The Department of Veterans’ Affairs is supposed to help the men and women who were adversely affected while serving in the military, but the Department has repeatedly failed to provide useful service to our vets. Although the Department is making progress, improvement has been extremely slow and too many vets still await approval of their disability claims and medical assistance.
Excerpt of an article by Eric Painin | The Fiscal Times
The Department of Veterans Affairs announcement it slashed the backlog of veterans’ claims for disability coverage provided a rare bit of good news for an agency that has been rocked by scandal and controversy for years.
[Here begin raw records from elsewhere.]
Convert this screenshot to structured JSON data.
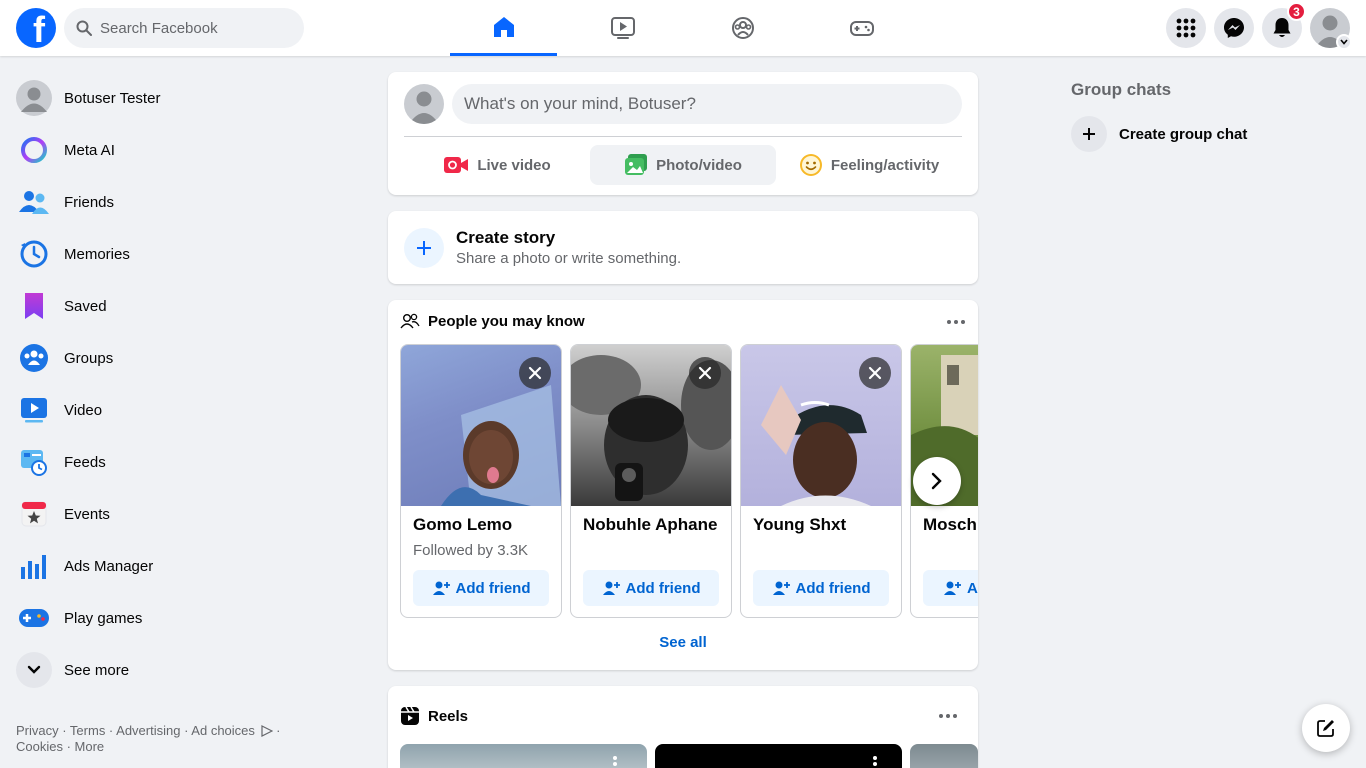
{
  "header": {
    "logo_letter": "f",
    "search_placeholder": "Search Facebook",
    "notification_count": "3",
    "nav_tabs": [
      "home-icon",
      "video-icon",
      "groups-icon",
      "gaming-icon"
    ]
  },
  "sidebar": {
    "items": [
      {
        "label": "Botuser Tester",
        "icon": "profile-avatar"
      },
      {
        "label": "Meta AI",
        "icon": "meta-ai-icon"
      },
      {
        "label": "Friends",
        "icon": "friends-icon"
      },
      {
        "label": "Memories",
        "icon": "memories-icon"
      },
      {
        "label": "Saved",
        "icon": "saved-icon"
      },
      {
        "label": "Groups",
        "icon": "groups-icon"
      },
      {
        "label": "Video",
        "icon": "video-icon"
      },
      {
        "label": "Feeds",
        "icon": "feeds-icon"
      },
      {
        "label": "Events",
        "icon": "events-icon"
      },
      {
        "label": "Ads Manager",
        "icon": "ads-manager-icon"
      },
      {
        "label": "Play games",
        "icon": "play-games-icon"
      },
      {
        "label": "See more",
        "icon": "chevron-down-icon"
      }
    ],
    "footer_line1": "Privacy · Terms · Advertising · Ad choices",
    "footer_dot": " ·",
    "footer_line2": "Cookies · More"
  },
  "composer": {
    "placeholder": "What's on your mind, Botuser?",
    "live_video": "Live video",
    "photo_video": "Photo/video",
    "feeling": "Feeling/activity"
  },
  "story": {
    "title": "Create story",
    "subtitle": "Share a photo or write something."
  },
  "pymk": {
    "title": "People you may know",
    "people": [
      {
        "name": "Gomo Lemo",
        "meta": "Followed by 3.3K",
        "button": "Add friend"
      },
      {
        "name": "Nobuhle Aphane",
        "meta": "",
        "button": "Add friend"
      },
      {
        "name": "Young Shxt",
        "meta": "",
        "button": "Add friend"
      },
      {
        "name": "Moschi",
        "meta": "",
        "button": "Ac"
      }
    ],
    "see_all": "See all"
  },
  "reels": {
    "title": "Reels"
  },
  "right": {
    "group_chats_title": "Group chats",
    "create_group_chat": "Create group chat"
  },
  "colors": {
    "brand": "#0866ff",
    "link": "#0064d1",
    "badge": "#e41e3f"
  }
}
The VA said the backlog has fallen 84 percent from a peak of 611,000 claims in March 2013.
Saddled by inefficiency, incompetence and outdated technology, it wasn’t that long ago the VA staffers were stuffing thousands of applications for benefits in cardboard boxes or leaving them unopened in bins. Claims processors were swamped with 5,000 tons of paper every year, and some of them reportedly shredded or hid benefits claims to create the illusion of efficiency. Hundreds of thousands of veterans with serious health problems dating back to the Vietnam and Gulf Wars were waiting over 125 days for decisions from the department on their disability claims.
It was a nightmare for many suffering from the effects of Agent Orange and other serious war-related illnesses and injuries. Unfortunately it proved to be a forerunner to last year’s shocking revelations that 40 or more veterans died while waiting months for appointments to see a doctor or get tests at a VA health center in Phoenix.
Allison Hickey, the undersecretary for benefits at the VA, told reporters the remaining backlog of 98,535 claims that are older than 125 days is at the lowest point since disability requests had improved from about 83 percent in 2011 to 91 percent today.
Hickey said that much of the progress was achieved by requiring employees in the benefits division to work overtime nights and weekends, improved training of staff to increase efficiency, and making a dramatic switch to computers and paperless claims processing to save substantial time. According to the VA, veterans increasingly are filing their claims electronically. Veterans and their families can file applications online, upload supporting documents and then periodically check on the status of their claims.
Thanks to Eric Painin for writing the article; The Fiscal Times for committing its resources to the article; Allison Hickley for providing comments and data used in the article; Google for helping me find the article; and all the people who, directly or indirectly, made it possible for me to include the picture and text in this post.